After following the wide discussion about the morality of lying all over the Catholic blogosphere last week, I continue to be amazed by the similarities between this conversation and the various conversations about the morality of torture.
One dissimilar element is that the lying debate has been comparatively civil. I guess it makes sense that people will be more likely to come to verbal blows about torture than lying.
Otherwise, though, there have been plenty of similarities, and one of the most glaring is that although it would seem that those who believe there ought to be exceptions from the general prohibition against lying would have the burden of proving that position, the argument has tended to spin about in the other direction; that is, those who think that what Mark Shea has tagged "Lying for Jesus" is morally correct are tending to insist that the side that believes that all lying is immoral must prove that they are right.
To this end, the proponents of the idea that some sort of lying must either be "not-lying" and therefore morally acceptable or else that sometimes lying is a morally good option have created a hypothetical involving World War II, Christians hiding Jews, and Nazis at the door. The hypothetical goes like this: You answer your door to Nazis demanding to know if Jews are being hidden inside. Do you stick to moral purity, refuse to lie, and give the Jews away either by telling the Nazis where they are or by your guilty silence? Or do you lie heroically and save the day?
All objections to this hypothetical are dismissed. When, for instance, I pointed out that as a redhead with a redhead's tendency to blush scarlet under duress I am, for the most part, a terrible liar, and would endanger my hypothetical Jewish friends in such a scenario more by lying than by keeping my pie-hole shut, and when others offered similar objections, we were scolded by the person raising the hypothetical for not taking the hypothetical seriously.
Now, my criticism of this particular tactic should not be taken as a criticism of all those who are discussing this issue rationally and calmly, even those who hold the position that either lying may sometimes be moral or the definition of lying needs to be amended to allow a sort of "not-lying" which looks exactly like lying but is permitted in some circumstances. The reason I criticize it is because it is a tactic that has cropped up in the torture debate, the abortion debate, the debate over the morality of the use of nuclear weapons, and now the debate over the morality of lying.
In the torture debate, the hypothetical was the Ticking Time Bomb--would debaters really refuse to sully their consciences with a little light torture to save the world, or a city, or at least somebody? In the abortion debate, questioners ask: would pro-lifers really let a mother die rather than abort an embryo the size of a grain of rice? In the nuclear weapons debate, the question is: would you really have condemned all those American soldiers to die by forcing them to invade Japan rather than authorize the use of a couple of atomic weapons? And now: would you really condemn your Jewish neighbors to death rather than tell a little fib to the Nazi at the door?

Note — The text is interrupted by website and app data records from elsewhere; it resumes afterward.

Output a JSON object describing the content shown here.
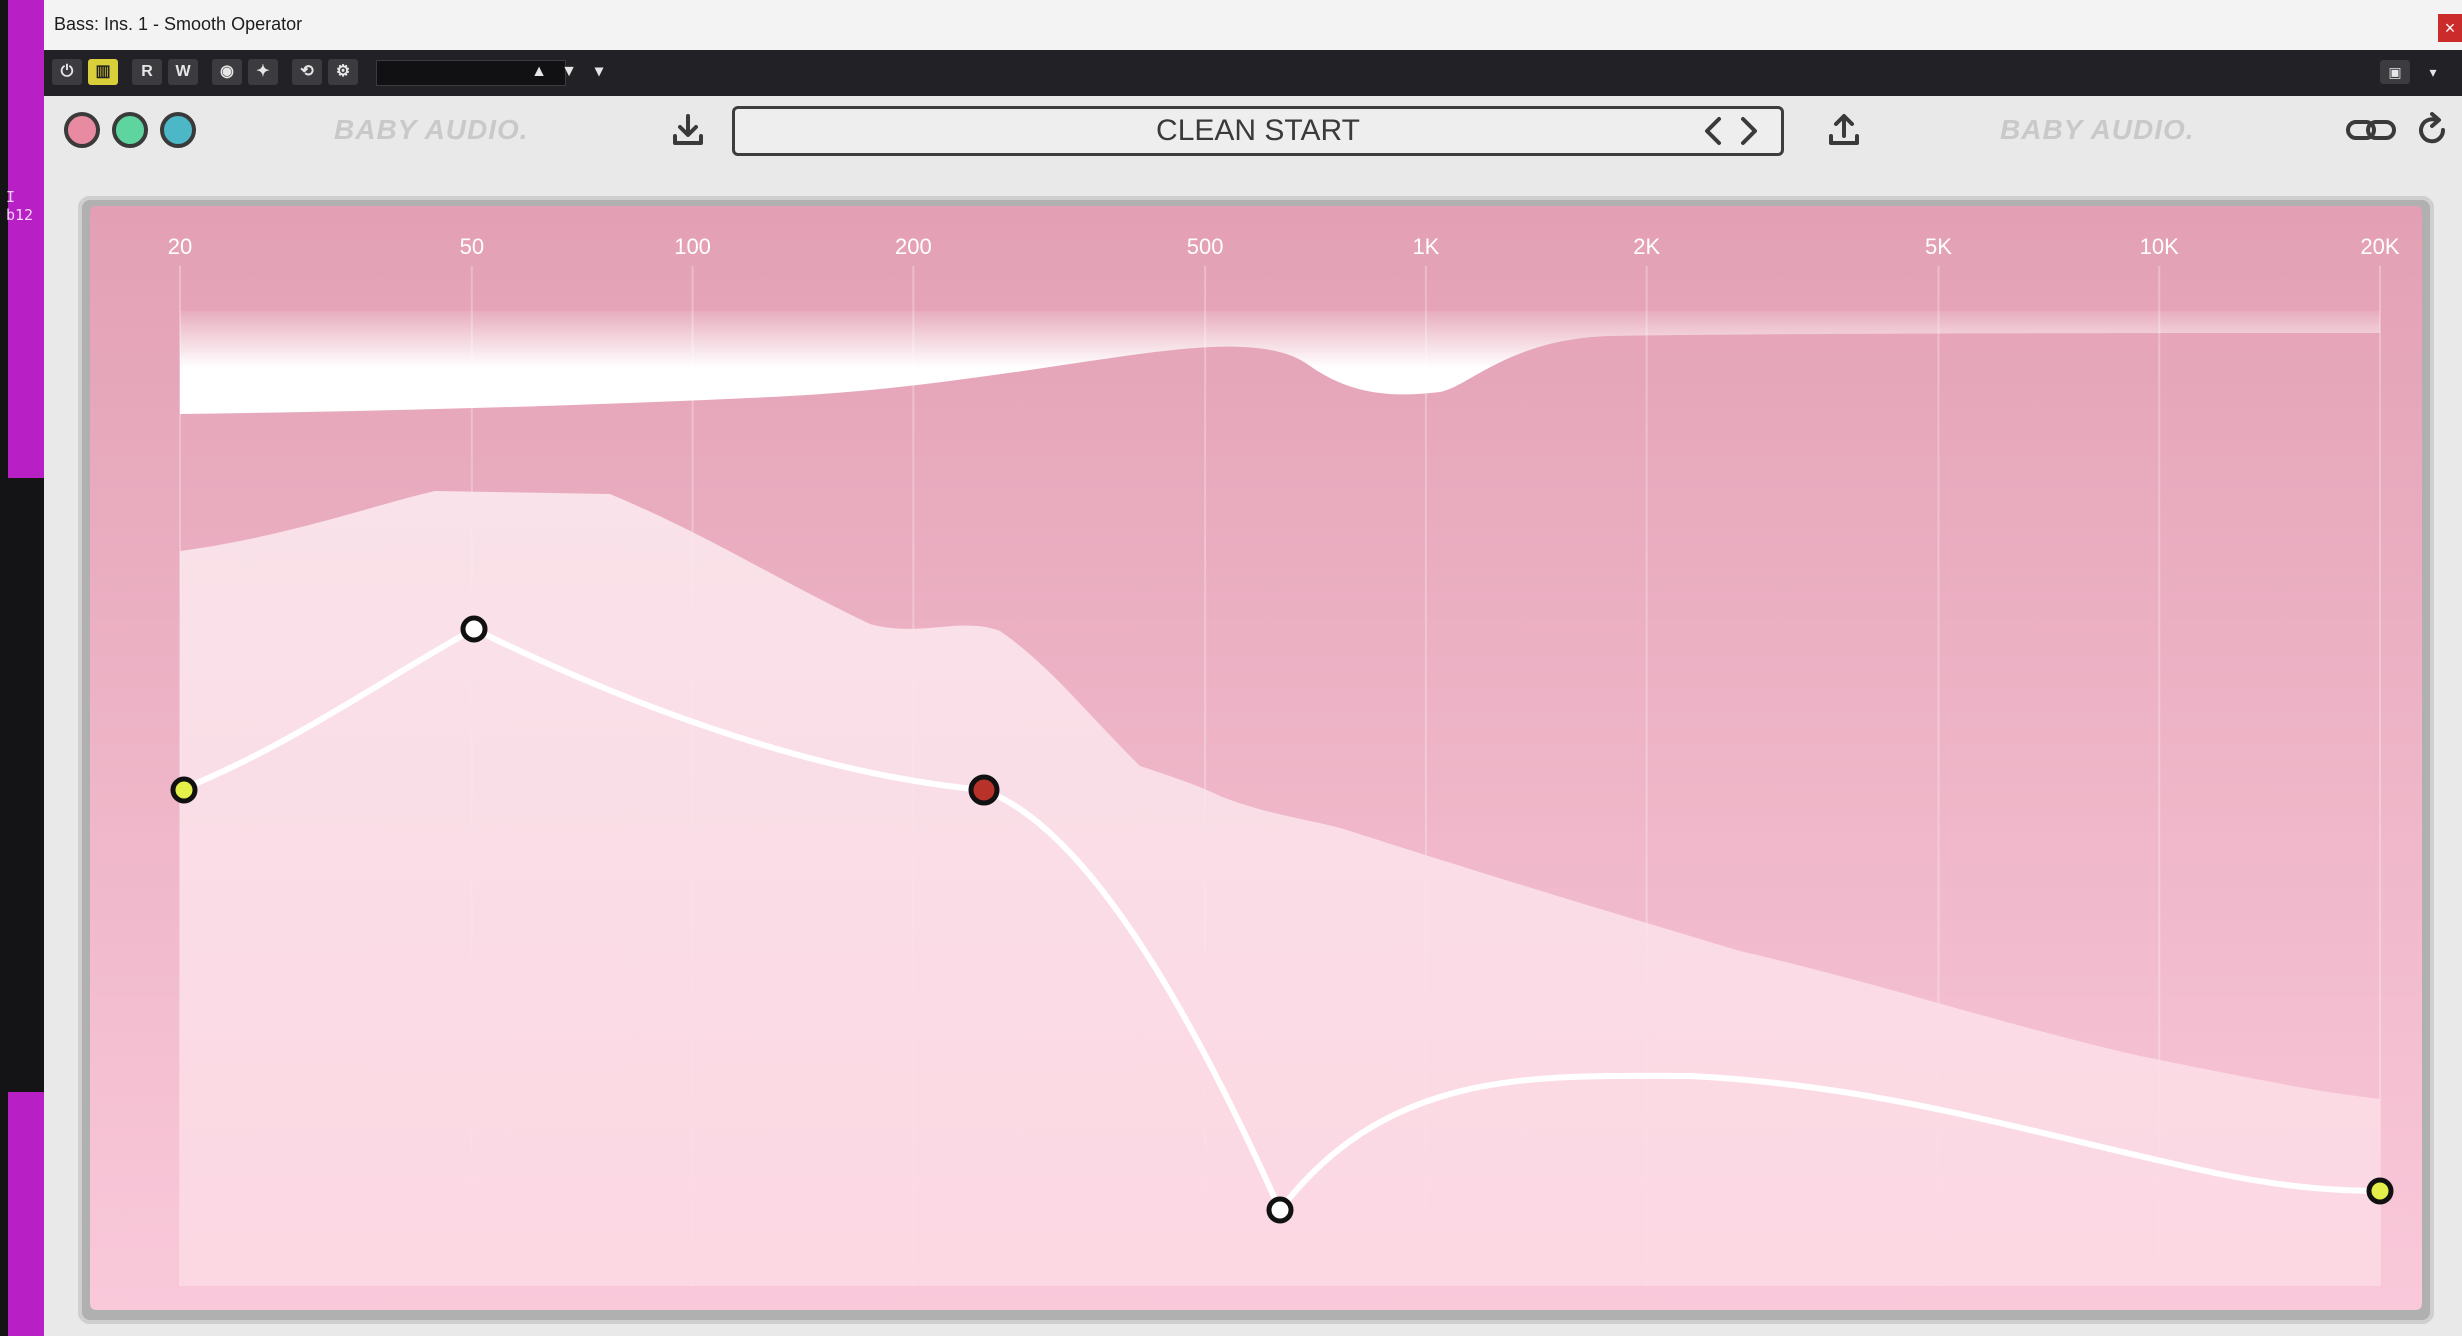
{
  "window": {
    "title": "Bass: Ins. 1 - Smooth Operator",
    "close_glyph": "×"
  },
  "daw": {
    "clip_label": "I b12"
  },
  "toolbar": {
    "power_glyph": "⏻",
    "bypass_glyph": "▥",
    "read_label": "R",
    "write_label": "W",
    "compare_glyph": "◉",
    "plus_glyph": "✦",
    "sync_glyph": "⟲",
    "settings_glyph": "⚙",
    "up_glyph": "▲",
    "down_glyph": "▼",
    "menu_glyph": "▾",
    "camera_glyph": "▣",
    "right_menu_glyph": "▾"
  },
  "plugin": {
    "brand_left": "BABY AUDIO.",
    "brand_right": "BABY AUDIO.",
    "preset": "CLEAN START",
    "mode_dots": [
      {
        "color": "#e98aa3",
        "label": "pink"
      },
      {
        "color": "#5ed59e",
        "label": "green"
      },
      {
        "color": "#4cb7c6",
        "label": "teal"
      }
    ]
  },
  "eq": {
    "freq_axis": {
      "scale": "log",
      "range_hz": [
        20,
        20000
      ]
    },
    "freq_labels": [
      "20",
      "50",
      "100",
      "200",
      "500",
      "1K",
      "2K",
      "5K",
      "10K",
      "20K"
    ],
    "nodes": [
      {
        "type": "low-shelf",
        "state": "yellow"
      },
      {
        "type": "bell",
        "state": "white"
      },
      {
        "type": "bell",
        "state": "selected"
      },
      {
        "type": "notch",
        "state": "white"
      },
      {
        "type": "high-shelf",
        "state": "yellow"
      }
    ],
    "colors": {
      "background_top": "#e4a2b6",
      "background_bottom": "#f7c6d7",
      "curve": "#ffffff",
      "node_yellow": "#e4ef4a",
      "node_selected": "#b8322a"
    }
  }
}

And if you object that the TTB scenario isn't real, that pro-lifers care about the mother's life as well as the child's, that regardless of the what-ifs it was morally wrong to use nuclear weapons on Hiroshima and Nagasaki, and that no Nazi worth his salt was going to take the word of a nervous homeowner that no, seriously, there weren't any Jewish people within the house, your objections are brushed aside as irrelevant, with that one little word: really?
As in: Did God really say you couldn't eat any of the fruit in this Garden? Oh, just the one tree? Really? He said you'd die if you ate it? He didn't mention that you'd become like gods, knowing good and evil? Really?
We should never base our moral conduct on what we might hypothetically do in a dire, life-or death situation, because the sad truth is that most of us, perhaps all of us, would be tempted to commit sins in such situations, and might actually go on to commit those sins. But that many of us would sin is not somehow proof that the action contemplated is actually morally good; on the contrary, it is a reminder of the ubiquity of sin since the Tempter's first employment of that ironic "really?" in the Garden when he tricked our first parents into disobeying the law of God.